Web page and app entries »
%%

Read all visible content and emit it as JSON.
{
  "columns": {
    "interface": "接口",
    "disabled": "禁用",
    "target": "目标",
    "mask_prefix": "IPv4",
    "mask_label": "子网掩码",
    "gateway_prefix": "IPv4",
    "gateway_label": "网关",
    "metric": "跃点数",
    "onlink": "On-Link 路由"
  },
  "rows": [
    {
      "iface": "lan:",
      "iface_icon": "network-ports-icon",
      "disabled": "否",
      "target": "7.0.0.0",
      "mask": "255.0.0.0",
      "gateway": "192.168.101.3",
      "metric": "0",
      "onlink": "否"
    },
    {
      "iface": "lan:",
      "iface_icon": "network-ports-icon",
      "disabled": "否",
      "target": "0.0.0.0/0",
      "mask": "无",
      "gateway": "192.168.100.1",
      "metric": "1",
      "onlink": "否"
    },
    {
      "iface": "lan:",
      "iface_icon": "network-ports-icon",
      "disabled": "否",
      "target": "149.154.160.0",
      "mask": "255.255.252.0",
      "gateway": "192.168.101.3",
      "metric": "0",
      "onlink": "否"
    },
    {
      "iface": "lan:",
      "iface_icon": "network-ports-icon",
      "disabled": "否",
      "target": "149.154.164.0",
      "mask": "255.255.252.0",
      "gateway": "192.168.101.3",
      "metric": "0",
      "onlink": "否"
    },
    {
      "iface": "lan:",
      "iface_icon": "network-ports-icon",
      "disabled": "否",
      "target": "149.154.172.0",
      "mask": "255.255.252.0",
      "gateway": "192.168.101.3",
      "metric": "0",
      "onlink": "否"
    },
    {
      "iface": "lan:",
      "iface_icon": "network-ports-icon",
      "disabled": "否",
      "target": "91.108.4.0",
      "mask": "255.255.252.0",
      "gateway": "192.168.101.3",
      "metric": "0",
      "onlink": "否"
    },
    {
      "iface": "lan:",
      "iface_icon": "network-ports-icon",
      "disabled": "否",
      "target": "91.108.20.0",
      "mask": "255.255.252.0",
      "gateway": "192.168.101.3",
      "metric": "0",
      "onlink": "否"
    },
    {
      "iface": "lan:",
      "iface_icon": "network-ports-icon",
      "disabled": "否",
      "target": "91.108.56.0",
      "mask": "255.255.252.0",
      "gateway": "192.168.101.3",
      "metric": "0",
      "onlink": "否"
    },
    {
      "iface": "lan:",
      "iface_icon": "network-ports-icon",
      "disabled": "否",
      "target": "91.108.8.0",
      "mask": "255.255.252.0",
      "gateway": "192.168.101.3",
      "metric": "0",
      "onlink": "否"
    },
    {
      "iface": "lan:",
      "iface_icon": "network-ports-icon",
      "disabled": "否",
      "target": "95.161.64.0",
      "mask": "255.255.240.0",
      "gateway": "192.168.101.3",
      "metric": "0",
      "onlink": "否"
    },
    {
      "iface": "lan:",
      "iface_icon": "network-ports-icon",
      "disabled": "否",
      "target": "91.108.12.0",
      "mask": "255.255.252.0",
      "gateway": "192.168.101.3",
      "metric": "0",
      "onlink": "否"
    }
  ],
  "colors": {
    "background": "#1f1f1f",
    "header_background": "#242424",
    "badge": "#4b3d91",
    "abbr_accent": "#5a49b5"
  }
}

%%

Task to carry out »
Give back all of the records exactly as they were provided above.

Solution to the exercise »
Read all visible content and emit it as JSON.
{
  "columns": {
    "interface": "接口",
    "disabled": "禁用",
    "target": "目标",
    "mask_prefix": "IPv4",
    "mask_label": "子网掩码",
    "gateway_prefix": "IPv4",
    "gateway_label": "网关",
    "metric": "跃点数",
    "onlink": "On-Link 路由"
  },
  "rows": [
    {
      "iface": "lan:",
      "iface_icon": "network-ports-icon",
      "disabled": "否",
      "target": "7.0.0.0",
      "mask": "255.0.0.0",
      "gateway": "192.168.101.3",
      "metric": "0",
      "onlink": "否"
    },
    {
      "iface": "lan:",
      "iface_icon": "network-ports-icon",
      "disabled": "否",
      "target": "0.0.0.0/0",
      "mask": "无",
      "gateway": "192.168.100.1",
      "metric": "1",
      "onlink": "否"
    },
    {
      "iface": "lan:",
      "iface_icon": "network-ports-icon",
      "disabled": "否",
      "target": "149.154.160.0",
      "mask": "255.255.252.0",
      "gateway": "192.168.101.3",
      "metric": "0",
      "onlink": "否"
    },
    {
      "iface": "lan:",
      "iface_icon": "network-ports-icon",
      "disabled": "否",
      "target": "149.154.164.0",
      "mask": "255.255.252.0",
      "gateway": "192.168.101.3",
      "metric": "0",
      "onlink": "否"
    },
    {
      "iface": "lan:",
      "iface_icon": "network-ports-icon",
      "disabled": "否",
      "target": "149.154.172.0",
      "mask": "255.255.252.0",
      "gateway": "192.168.101.3",
      "metric": "0",
      "onlink": "否"
    },
    {
      "iface": "lan:",
      "iface_icon": "network-ports-icon",
      "disabled": "否",
      "target": "91.108.4.0",
      "mask": "255.255.252.0",
      "gateway": "192.168.101.3",
      "metric": "0",
      "onlink": "否"
    },
    {
      "iface": "lan:",
      "iface_icon": "network-ports-icon",
      "disabled": "否",
      "target": "91.108.20.0",
      "mask": "255.255.252.0",
      "gateway": "192.168.101.3",
      "metric": "0",
      "onlink": "否"
    },
    {
      "iface": "lan:",
      "iface_icon": "network-ports-icon",
      "disabled": "否",
      "target": "91.108.56.0",
      "mask": "255.255.252.0",
      "gateway": "192.168.101.3",
      "metric": "0",
      "onlink": "否"
    },
    {
      "iface": "lan:",
      "iface_icon": "network-ports-icon",
      "disabled": "否",
      "target": "91.108.8.0",
      "mask": "255.255.252.0",
      "gateway": "192.168.101.3",
      "metric": "0",
      "onlink": "否"
    },
    {
      "iface": "lan:",
      "iface_icon": "network-ports-icon",
      "disabled": "否",
      "target": "95.161.64.0",
      "mask": "255.255.240.0",
      "gateway": "192.168.101.3",
      "metric": "0",
      "onlink": "否"
    },
    {
      "iface": "lan:",
      "iface_icon": "network-ports-icon",
      "disabled": "否",
      "target": "91.108.12.0",
      "mask": "255.255.252.0",
      "gateway": "192.168.101.3",
      "metric": "0",
      "onlink": "否"
    }
  ],
  "colors": {
    "background": "#1f1f1f",
    "header_background": "#242424",
    "badge": "#4b3d91",
    "abbr_accent": "#5a49b5"
  }
}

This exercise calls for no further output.